On 17 February 2020 the Australian Financial Review ran an article titled ‘Fresh scrutiny of trust payouts to beneficiaries’.
For clients who may have seen the article, we wanted to further explain the issues, so that clients with family trusts are not unnecessarily alarmed.
The essence of the article, is that if family trusts are used to distribute income (or capital gains) to children who are over 18 (or other low income beneficiaries), then the ATO may look to apply an anti-avoidance provision (known as Section 100A).
This can occur in situations where the beneficiary reimburses the trust or other beneficiaries (for example if a child reimburses a parent) in a way which suggests that they were never the intended beneficiary.
We have set out below an example as a discussion point.
The ‘Magic Family Trust’ derives income of $200,000 in a given tax year.
Mr and Mrs Johnstone as the directors of the Trustee company – decide to distribute $130,000 to Mrs Johnstone and $70,000 to Earvin Johnstone Junior who is now 20 years of age.
On the $70,000 distributed to him Earvin pays significantly less tax than Mrs Johnstone would have paid, because Earvin is still studying and does not earn an income.
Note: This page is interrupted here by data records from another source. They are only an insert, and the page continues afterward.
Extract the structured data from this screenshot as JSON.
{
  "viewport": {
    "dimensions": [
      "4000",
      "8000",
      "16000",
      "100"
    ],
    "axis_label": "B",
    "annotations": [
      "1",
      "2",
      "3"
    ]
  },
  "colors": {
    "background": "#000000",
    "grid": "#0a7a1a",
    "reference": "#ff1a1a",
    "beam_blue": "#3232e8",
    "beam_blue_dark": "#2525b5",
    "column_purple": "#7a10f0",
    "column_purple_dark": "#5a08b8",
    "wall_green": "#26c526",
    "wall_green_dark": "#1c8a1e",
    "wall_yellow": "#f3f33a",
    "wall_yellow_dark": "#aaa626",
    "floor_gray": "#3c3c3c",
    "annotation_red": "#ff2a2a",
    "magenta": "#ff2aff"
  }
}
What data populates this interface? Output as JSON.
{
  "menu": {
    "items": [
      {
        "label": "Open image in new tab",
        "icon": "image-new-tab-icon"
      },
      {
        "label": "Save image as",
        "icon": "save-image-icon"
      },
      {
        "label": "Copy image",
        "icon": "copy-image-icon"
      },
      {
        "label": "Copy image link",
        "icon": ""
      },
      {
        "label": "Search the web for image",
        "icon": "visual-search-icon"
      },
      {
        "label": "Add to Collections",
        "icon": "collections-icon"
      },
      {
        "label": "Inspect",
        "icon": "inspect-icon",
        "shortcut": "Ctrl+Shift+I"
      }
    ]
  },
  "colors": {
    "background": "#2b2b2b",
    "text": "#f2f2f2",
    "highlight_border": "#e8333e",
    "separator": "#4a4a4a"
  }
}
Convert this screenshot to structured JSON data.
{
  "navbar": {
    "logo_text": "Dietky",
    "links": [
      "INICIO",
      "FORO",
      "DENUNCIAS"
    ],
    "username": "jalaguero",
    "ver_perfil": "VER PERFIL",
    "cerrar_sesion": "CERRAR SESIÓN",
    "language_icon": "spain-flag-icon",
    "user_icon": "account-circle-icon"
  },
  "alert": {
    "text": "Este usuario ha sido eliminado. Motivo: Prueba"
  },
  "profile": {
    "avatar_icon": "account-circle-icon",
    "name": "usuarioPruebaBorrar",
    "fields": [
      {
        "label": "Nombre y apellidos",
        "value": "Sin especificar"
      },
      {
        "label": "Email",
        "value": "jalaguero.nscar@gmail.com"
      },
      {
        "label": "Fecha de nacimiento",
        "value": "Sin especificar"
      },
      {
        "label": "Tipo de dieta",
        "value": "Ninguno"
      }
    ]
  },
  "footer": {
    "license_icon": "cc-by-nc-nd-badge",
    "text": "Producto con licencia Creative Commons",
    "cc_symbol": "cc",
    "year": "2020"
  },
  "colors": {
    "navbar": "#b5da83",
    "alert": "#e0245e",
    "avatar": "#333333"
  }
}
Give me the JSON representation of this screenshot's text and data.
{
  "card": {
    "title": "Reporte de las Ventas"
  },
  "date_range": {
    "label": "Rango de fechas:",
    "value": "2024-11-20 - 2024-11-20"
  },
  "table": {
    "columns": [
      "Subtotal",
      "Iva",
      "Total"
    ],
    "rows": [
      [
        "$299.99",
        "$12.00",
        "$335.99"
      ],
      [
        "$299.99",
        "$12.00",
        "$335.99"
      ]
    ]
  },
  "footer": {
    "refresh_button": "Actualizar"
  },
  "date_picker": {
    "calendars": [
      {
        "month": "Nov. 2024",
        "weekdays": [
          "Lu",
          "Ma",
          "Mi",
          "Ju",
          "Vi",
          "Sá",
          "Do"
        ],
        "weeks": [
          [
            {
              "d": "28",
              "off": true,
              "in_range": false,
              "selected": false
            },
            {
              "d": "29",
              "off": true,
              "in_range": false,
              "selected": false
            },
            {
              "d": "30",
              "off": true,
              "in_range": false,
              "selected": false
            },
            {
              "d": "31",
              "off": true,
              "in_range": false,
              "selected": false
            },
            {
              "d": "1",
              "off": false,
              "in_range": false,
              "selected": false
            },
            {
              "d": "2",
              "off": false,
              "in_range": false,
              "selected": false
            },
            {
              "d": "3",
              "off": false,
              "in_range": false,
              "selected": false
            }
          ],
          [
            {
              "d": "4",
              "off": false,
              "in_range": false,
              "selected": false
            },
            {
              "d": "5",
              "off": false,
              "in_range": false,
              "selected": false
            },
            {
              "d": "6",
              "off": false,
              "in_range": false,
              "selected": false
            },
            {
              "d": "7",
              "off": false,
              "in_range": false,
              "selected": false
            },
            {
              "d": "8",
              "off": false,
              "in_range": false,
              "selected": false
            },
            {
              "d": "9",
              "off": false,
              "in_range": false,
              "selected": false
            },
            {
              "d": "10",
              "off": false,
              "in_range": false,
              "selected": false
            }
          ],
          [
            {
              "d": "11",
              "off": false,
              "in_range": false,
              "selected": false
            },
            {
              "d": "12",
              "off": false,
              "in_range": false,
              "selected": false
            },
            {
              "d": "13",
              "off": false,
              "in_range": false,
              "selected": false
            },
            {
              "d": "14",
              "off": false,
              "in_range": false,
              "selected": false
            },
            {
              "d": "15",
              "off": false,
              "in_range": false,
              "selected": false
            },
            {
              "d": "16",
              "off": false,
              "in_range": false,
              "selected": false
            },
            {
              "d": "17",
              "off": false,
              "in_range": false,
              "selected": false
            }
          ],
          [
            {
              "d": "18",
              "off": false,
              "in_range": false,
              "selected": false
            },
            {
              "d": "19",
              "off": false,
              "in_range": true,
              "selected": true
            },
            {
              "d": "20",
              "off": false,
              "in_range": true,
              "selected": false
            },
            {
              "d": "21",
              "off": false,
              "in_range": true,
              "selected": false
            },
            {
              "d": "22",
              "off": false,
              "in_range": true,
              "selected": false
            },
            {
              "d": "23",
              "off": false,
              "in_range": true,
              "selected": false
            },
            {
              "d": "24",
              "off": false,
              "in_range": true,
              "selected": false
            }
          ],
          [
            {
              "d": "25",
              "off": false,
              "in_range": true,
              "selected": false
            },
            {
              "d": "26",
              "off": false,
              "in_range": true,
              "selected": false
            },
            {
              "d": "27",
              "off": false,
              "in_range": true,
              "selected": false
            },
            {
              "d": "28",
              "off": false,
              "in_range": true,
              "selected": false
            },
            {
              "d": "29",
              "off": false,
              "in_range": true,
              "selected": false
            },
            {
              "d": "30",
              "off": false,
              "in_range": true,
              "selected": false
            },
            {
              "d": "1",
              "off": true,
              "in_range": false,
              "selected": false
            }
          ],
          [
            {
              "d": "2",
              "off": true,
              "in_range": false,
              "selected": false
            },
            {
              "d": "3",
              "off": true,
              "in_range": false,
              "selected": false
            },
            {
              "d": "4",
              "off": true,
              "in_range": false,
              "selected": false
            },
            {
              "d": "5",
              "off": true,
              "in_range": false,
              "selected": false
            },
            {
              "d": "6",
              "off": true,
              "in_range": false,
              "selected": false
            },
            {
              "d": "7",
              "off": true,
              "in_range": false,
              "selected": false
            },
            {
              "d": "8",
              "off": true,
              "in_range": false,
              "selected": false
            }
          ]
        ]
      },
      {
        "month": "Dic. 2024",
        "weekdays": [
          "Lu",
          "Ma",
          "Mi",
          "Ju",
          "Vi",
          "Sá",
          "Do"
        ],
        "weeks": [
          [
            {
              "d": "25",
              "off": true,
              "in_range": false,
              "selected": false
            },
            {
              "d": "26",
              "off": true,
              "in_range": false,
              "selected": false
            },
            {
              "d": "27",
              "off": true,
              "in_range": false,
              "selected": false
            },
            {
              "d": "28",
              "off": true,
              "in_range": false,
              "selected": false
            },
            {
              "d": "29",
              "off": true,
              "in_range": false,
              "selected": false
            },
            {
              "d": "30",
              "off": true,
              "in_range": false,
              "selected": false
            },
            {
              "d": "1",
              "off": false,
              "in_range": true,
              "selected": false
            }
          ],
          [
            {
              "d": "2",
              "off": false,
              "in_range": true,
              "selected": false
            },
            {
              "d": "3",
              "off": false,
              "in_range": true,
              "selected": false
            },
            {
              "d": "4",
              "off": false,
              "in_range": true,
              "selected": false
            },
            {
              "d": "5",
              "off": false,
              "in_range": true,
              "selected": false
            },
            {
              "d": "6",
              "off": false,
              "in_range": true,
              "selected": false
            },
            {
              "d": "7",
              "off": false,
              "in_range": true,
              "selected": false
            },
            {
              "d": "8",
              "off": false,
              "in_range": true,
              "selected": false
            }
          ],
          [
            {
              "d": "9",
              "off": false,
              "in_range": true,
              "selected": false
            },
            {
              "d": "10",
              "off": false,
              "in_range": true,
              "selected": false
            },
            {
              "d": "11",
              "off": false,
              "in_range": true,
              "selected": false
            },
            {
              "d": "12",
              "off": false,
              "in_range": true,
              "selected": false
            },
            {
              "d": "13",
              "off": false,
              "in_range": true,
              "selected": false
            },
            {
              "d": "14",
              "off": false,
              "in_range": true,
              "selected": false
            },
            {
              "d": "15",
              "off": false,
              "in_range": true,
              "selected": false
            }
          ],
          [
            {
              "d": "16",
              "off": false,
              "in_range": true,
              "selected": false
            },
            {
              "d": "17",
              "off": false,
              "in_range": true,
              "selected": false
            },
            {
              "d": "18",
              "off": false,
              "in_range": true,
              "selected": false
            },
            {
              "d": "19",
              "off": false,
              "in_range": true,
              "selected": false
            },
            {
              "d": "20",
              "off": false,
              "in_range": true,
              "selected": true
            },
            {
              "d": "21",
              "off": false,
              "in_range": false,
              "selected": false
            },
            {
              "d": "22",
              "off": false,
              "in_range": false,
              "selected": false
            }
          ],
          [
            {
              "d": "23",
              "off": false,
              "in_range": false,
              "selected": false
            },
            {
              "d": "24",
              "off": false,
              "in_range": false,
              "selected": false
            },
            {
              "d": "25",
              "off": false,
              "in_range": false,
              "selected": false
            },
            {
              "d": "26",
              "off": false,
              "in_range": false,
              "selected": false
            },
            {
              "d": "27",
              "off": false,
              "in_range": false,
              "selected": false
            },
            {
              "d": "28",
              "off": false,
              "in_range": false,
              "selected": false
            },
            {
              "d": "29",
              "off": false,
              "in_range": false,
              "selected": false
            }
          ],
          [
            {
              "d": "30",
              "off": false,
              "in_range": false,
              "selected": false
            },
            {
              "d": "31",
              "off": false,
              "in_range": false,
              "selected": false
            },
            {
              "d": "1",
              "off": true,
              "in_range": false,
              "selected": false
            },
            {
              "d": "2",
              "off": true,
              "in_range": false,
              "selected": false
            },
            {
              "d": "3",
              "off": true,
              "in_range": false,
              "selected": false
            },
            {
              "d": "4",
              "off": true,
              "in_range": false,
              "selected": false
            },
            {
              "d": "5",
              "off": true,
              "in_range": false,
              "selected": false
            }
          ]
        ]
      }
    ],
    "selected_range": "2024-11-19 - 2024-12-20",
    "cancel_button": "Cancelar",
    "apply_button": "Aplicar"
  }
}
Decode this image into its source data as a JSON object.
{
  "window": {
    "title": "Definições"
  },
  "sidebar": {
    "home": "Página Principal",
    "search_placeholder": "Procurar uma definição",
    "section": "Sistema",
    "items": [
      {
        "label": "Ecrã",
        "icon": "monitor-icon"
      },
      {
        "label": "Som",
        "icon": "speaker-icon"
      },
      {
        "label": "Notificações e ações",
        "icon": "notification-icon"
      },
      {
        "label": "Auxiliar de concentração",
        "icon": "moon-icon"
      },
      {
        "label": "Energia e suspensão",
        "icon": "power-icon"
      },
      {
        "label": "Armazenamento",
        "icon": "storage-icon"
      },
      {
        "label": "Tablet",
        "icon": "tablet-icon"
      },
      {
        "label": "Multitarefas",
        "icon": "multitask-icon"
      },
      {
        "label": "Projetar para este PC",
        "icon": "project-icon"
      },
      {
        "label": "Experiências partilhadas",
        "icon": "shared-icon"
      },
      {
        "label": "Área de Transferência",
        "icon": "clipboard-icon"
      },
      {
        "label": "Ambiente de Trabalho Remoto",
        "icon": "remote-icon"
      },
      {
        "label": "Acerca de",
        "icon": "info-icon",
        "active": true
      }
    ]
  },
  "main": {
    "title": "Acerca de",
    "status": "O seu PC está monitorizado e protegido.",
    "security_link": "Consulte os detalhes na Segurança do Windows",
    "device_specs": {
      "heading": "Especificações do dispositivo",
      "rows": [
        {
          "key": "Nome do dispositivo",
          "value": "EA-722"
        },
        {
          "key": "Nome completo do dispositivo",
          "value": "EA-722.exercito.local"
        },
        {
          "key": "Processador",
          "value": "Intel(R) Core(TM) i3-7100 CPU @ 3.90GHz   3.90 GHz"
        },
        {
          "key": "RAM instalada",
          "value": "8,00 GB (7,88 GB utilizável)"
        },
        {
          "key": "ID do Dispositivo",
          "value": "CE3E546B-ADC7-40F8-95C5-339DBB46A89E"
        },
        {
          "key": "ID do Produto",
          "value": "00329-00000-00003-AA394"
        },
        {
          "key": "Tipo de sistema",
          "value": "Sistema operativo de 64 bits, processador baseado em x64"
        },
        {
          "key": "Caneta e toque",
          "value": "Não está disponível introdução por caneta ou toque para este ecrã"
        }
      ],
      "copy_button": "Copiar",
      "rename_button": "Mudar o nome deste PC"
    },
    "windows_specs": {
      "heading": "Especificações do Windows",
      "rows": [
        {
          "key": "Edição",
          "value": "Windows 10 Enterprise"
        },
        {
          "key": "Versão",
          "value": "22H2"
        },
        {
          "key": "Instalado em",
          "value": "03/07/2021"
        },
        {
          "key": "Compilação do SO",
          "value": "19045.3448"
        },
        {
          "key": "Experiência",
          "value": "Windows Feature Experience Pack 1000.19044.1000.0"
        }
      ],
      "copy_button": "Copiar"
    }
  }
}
On the trust distribution Earvin pays $15,697 of tax whereas Mrs Johnstone would have paid approximately $27,500 on that additional $70,000, had the distribution been made to her.
Discussions between Mrs Johnstone and Earvin lead to a transfer of funds from Earvin’s bank account to Mrs Johnstone on the basis that it is ‘family income’ and Mrs Johnstone will spend or invest those funds as she decides.
If this scenario was reviewed by the ATO, they may seek to apply Section 100A to the affairs of the Johnstone’s. Although there is effectively an exception for ‘ordinary family dealings’ it is not clear whether a court would agree that the arrangement above would be considered as such.
In our example it would be necessary to determine what Mrs Johnstone did with the money and if the funds were effectively used for Earvin’s benefit. For example the AFR article says that “in some cases, senior external lawyers and barristers have been engaged by the ATO to review spending on household costs, family holidays, cars and a range of other living expenses.’
However if the funds were clearly used for something which did not benefit Earvin then in our view Section 100A would be likely to apply.
Section 100A would have the effect of treating Earvin as never being entitled to the income. It means that the Magic Family Trust could potentially be assessed to pay tax at 47% on the $70,000 distributed to Earvin, excluding penalties (which would be applied).
That would increase the tax to $32,900 excluding penalties, compared to the $15,697 that Earvin would have originally paid.
The Australian Financial Review article also reports that the ATO is developing a public ruling which will discuss interpretational issues associated with Section 100A.
It is hoped that the public ruling will outline the ATO’s views on the ‘ordinary family dealing’ exception, so that taxpayers can have certainty about what type of arrangements will be acceptable to the ATO when it comes to distributing trust income.